**** RECORDS PROVIDED ****

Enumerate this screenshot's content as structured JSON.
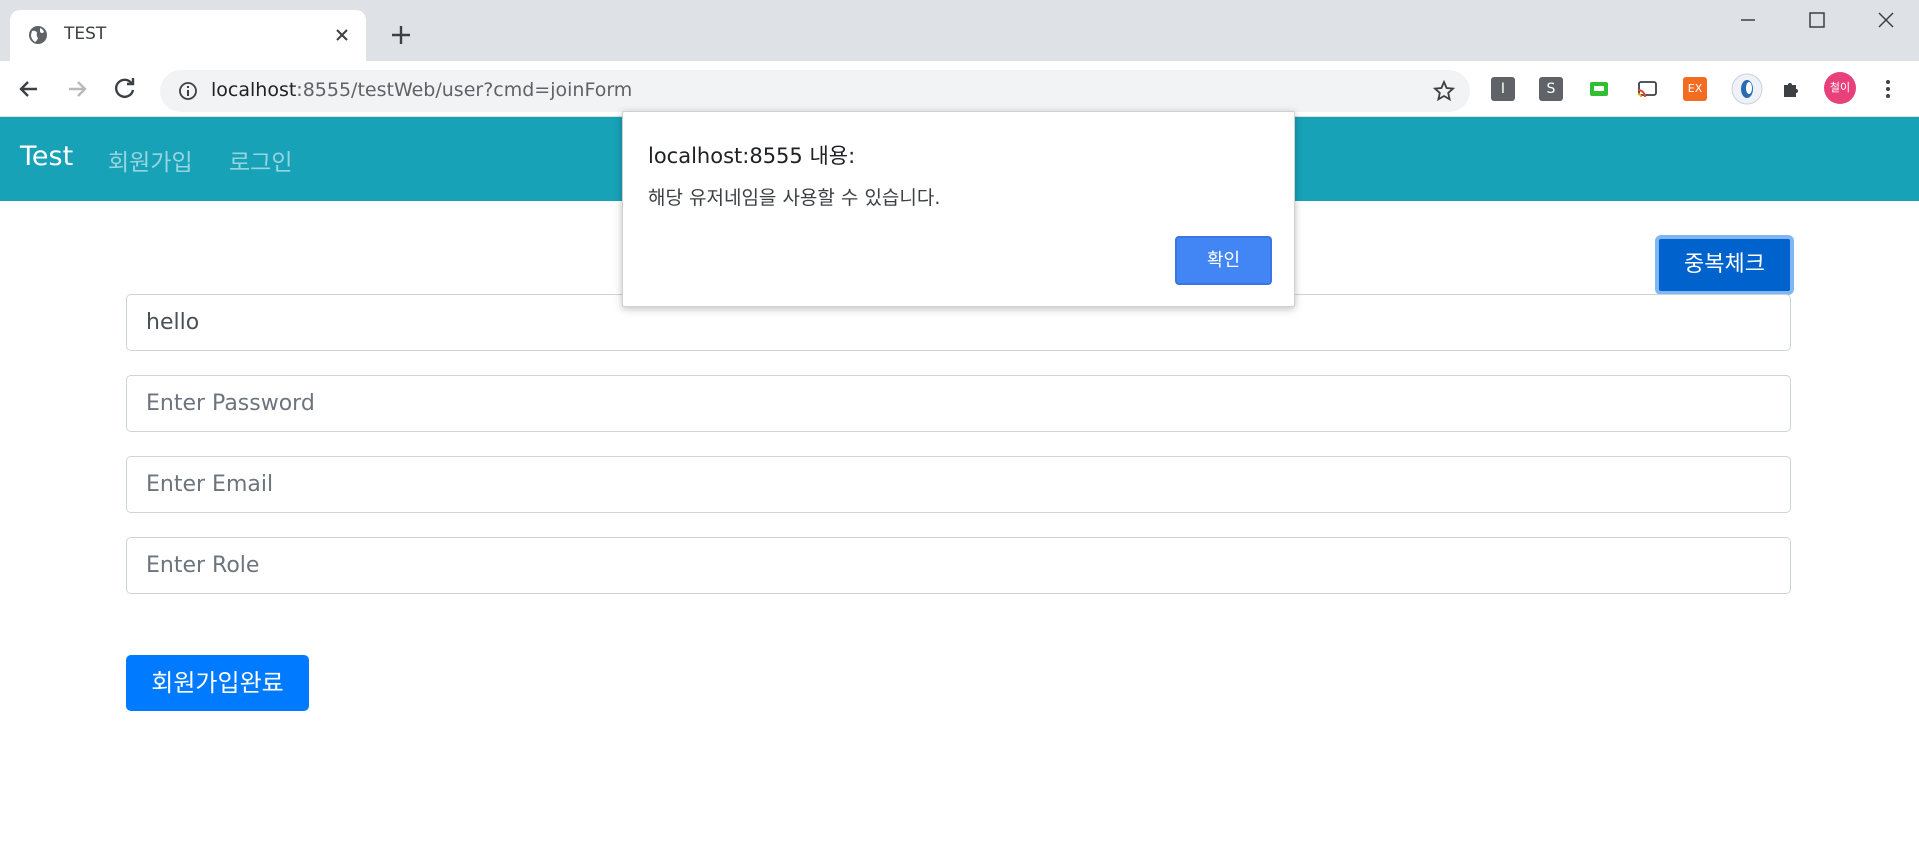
{
  "browser": {
    "tab_title": "TEST",
    "url_host": "localhost",
    "url_rest": ":8555/testWeb/user?cmd=joinForm",
    "extensions": [
      "I",
      "S",
      "EX"
    ],
    "profile_label": "철이"
  },
  "navbar": {
    "brand": "Test",
    "links": [
      "회원가입",
      "로그인"
    ],
    "color": "#17a2b8"
  },
  "form": {
    "duplicate_check_label": "중복체크",
    "username_value": "hello",
    "password_placeholder": "Enter Password",
    "email_placeholder": "Enter Email",
    "role_placeholder": "Enter Role",
    "submit_label": "회원가입완료"
  },
  "dialog": {
    "title": "localhost:8555 내용:",
    "message": "해당 유저네임을 사용할 수 있습니다.",
    "ok_label": "확인"
  }
}
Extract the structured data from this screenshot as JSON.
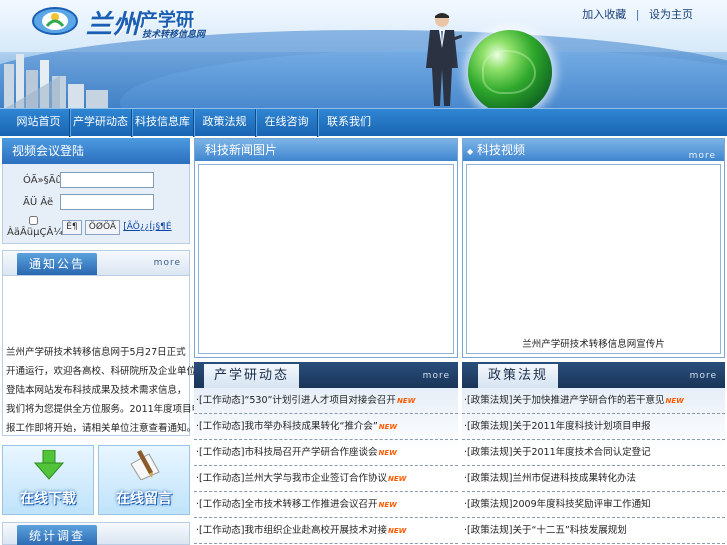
{
  "header": {
    "logo_main": "兰州",
    "logo_secondary": "产学研",
    "logo_sub": "技术转移信息网",
    "links": [
      {
        "label": "加入收藏"
      },
      {
        "label": "设为主页"
      }
    ]
  },
  "nav": {
    "items": [
      {
        "label": "网站首页"
      },
      {
        "label": "产学研动态"
      },
      {
        "label": "科技信息库"
      },
      {
        "label": "政策法规"
      },
      {
        "label": "在线咨询"
      },
      {
        "label": "联系我们"
      }
    ]
  },
  "login": {
    "title": "视频会议登陆",
    "username_label": "ÓÃ»§Ãû",
    "password_label": "ÃÜ  Âë",
    "remember_label": "ÀäÂüµÇÂ¼",
    "login_button": "È¶",
    "reset_button": "ÖØÖÃ",
    "register_link": "[ÃÖ¿¿Í¡§¶É"
  },
  "notice": {
    "title": "通知公告",
    "more": "more",
    "lines": [
      "兰州产学研技术转移信息网于5月27日正式",
      "开通运行，欢迎各高校、科研院所及企业单位",
      "登陆本网站发布科技成果及技术需求信息，",
      "我们将为您提供全方位服务。2011年度项目申",
      "报工作即将开始，请相关单位注意查看通知。"
    ]
  },
  "quick_links": {
    "download": "在线下载",
    "message": "在线留言"
  },
  "survey": {
    "title": "统计调查"
  },
  "tech_news_photos": {
    "title": "科技新闻图片"
  },
  "tech_video": {
    "title": "科技视频",
    "more": "more",
    "caption": "兰州产学研技术转移信息网宣传片"
  },
  "iur_news": {
    "title": "产学研动态",
    "more": "more",
    "items": [
      {
        "tag": "[工作动态]",
        "text": "“530”计划引进人才项目对接会召开",
        "is_new": true
      },
      {
        "tag": "[工作动态]",
        "text": "我市举办科技成果转化“推介会”",
        "is_new": true
      },
      {
        "tag": "[工作动态]",
        "text": "市科技局召开产学研合作座谈会",
        "is_new": true
      },
      {
        "tag": "[工作动态]",
        "text": "兰州大学与我市企业签订合作协议",
        "is_new": true
      },
      {
        "tag": "[工作动态]",
        "text": "全市技术转移工作推进会议召开",
        "is_new": true
      },
      {
        "tag": "[工作动态]",
        "text": "我市组织企业赴高校开展技术对接",
        "is_new": true
      }
    ]
  },
  "policy": {
    "title": "政策法规",
    "more": "more",
    "items": [
      {
        "tag": "[政策法规]",
        "text": "关于加快推进产学研合作的若干意见",
        "is_new": true
      },
      {
        "tag": "[政策法规]",
        "text": "关于2011年度科技计划项目申报",
        "is_new": false
      },
      {
        "tag": "[政策法规]",
        "text": "关于2011年度技术合同认定登记",
        "is_new": false
      },
      {
        "tag": "[政策法规]",
        "text": "兰州市促进科技成果转化办法",
        "is_new": false
      },
      {
        "tag": "[政策法规]",
        "text": "2009年度科技奖励评审工作通知",
        "is_new": false
      },
      {
        "tag": "[政策法规]",
        "text": "关于“十二五”科技发展规划",
        "is_new": false
      }
    ]
  },
  "new_badge": "NEW"
}
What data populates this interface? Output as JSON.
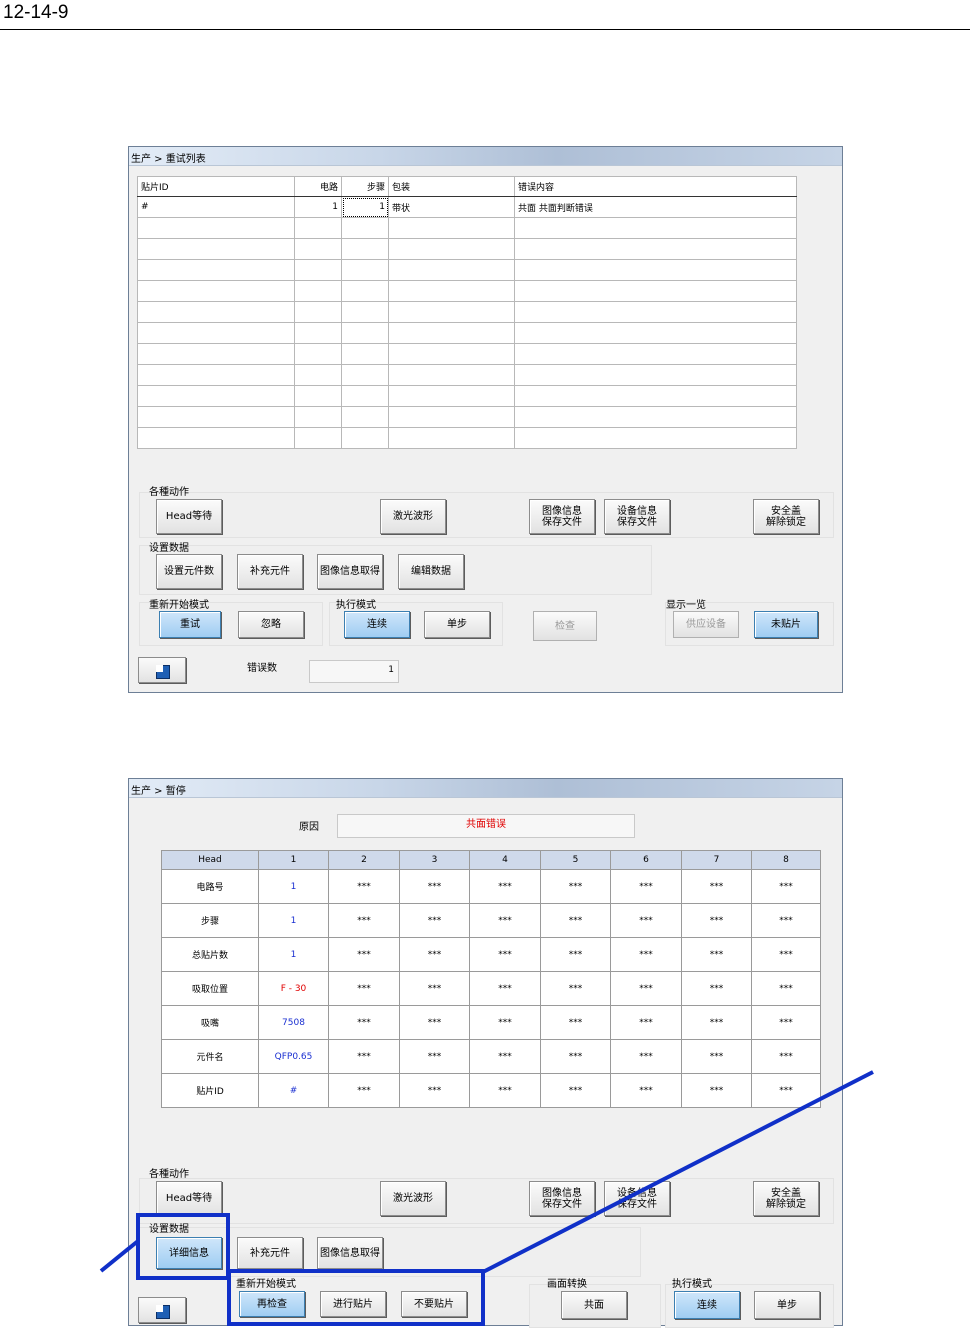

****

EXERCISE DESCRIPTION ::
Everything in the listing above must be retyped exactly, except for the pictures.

COMPLETED EXERCISE ::
Enumerate this screenshot's content as structured JSON.
{
  "browser": {
    "tab_title": "TEST",
    "url_host": "localhost",
    "url_rest": ":8555/testWeb/user?cmd=joinForm",
    "extensions": [
      "I",
      "S",
      "EX"
    ],
    "profile_label": "철이"
  },
  "navbar": {
    "brand": "Test",
    "links": [
      "회원가입",
      "로그인"
    ],
    "color": "#17a2b8"
  },
  "form": {
    "duplicate_check_label": "중복체크",
    "username_value": "hello",
    "password_placeholder": "Enter Password",
    "email_placeholder": "Enter Email",
    "role_placeholder": "Enter Role",
    "submit_label": "회원가입완료"
  },
  "dialog": {
    "title": "localhost:8555 내용:",
    "message": "해당 유저네임을 사용할 수 있습니다.",
    "ok_label": "확인"
  }
}
Extract the structured data from this screenshot as JSON.
{
  "header": {
    "logo_main": "兰州",
    "logo_secondary": "产学研",
    "logo_sub": "技术转移信息网",
    "links": [
      {
        "label": "加入收藏"
      },
      {
        "label": "设为主页"
      }
    ]
  },
  "nav": {
    "items": [
      {
        "label": "网站首页"
      },
      {
        "label": "产学研动态"
      },
      {
        "label": "科技信息库"
      },
      {
        "label": "政策法规"
      },
      {
        "label": "在线咨询"
      },
      {
        "label": "联系我们"
      }
    ]
  },
  "login": {
    "title": "视频会议登陆",
    "username_label": "ÓÃ»§Ãû",
    "password_label": "ÃÜ  Âë",
    "remember_label": "ÀäÂüµÇÂ¼",
    "login_button": "È¶",
    "reset_button": "ÖØÖÃ",
    "register_link": "[ÃÖ¿¿Í¡§¶É"
  },
  "notice": {
    "title": "通知公告",
    "more": "more",
    "lines": [
      "兰州产学研技术转移信息网于5月27日正式",
      "开通运行，欢迎各高校、科研院所及企业单位",
      "登陆本网站发布科技成果及技术需求信息，",
      "我们将为您提供全方位服务。2011年度项目申",
      "报工作即将开始，请相关单位注意查看通知。"
    ]
  },
  "quick_links": {
    "download": "在线下载",
    "message": "在线留言"
  },
  "survey": {
    "title": "统计调查"
  },
  "tech_news_photos": {
    "title": "科技新闻图片"
  },
  "tech_video": {
    "title": "科技视频",
    "more": "more",
    "caption": "兰州产学研技术转移信息网宣传片"
  },
  "iur_news": {
    "title": "产学研动态",
    "more": "more",
    "items": [
      {
        "tag": "[工作动态]",
        "text": "“530”计划引进人才项目对接会召开",
        "is_new": true
      },
      {
        "tag": "[工作动态]",
        "text": "我市举办科技成果转化“推介会”",
        "is_new": true
      },
      {
        "tag": "[工作动态]",
        "text": "市科技局召开产学研合作座谈会",
        "is_new": true
      },
      {
        "tag": "[工作动态]",
        "text": "兰州大学与我市企业签订合作协议",
        "is_new": true
      },
      {
        "tag": "[工作动态]",
        "text": "全市技术转移工作推进会议召开",
        "is_new": true
      },
      {
        "tag": "[工作动态]",
        "text": "我市组织企业赴高校开展技术对接",
        "is_new": true
      }
    ]
  },
  "policy": {
    "title": "政策法规",
    "more": "more",
    "items": [
      {
        "tag": "[政策法规]",
        "text": "关于加快推进产学研合作的若干意见",
        "is_new": true
      },
      {
        "tag": "[政策法规]",
        "text": "关于2011年度科技计划项目申报",
        "is_new": false
      },
      {
        "tag": "[政策法规]",
        "text": "关于2011年度技术合同认定登记",
        "is_new": false
      },
      {
        "tag": "[政策法规]",
        "text": "兰州市促进科技成果转化办法",
        "is_new": false
      },
      {
        "tag": "[政策法规]",
        "text": "2009年度科技奖励评审工作通知",
        "is_new": false
      },
      {
        "tag": "[政策法规]",
        "text": "关于“十二五”科技发展规划",
        "is_new": false
      }
    ]
  },
  "new_badge": "NEW"
}
What data populates this interface? Output as JSON.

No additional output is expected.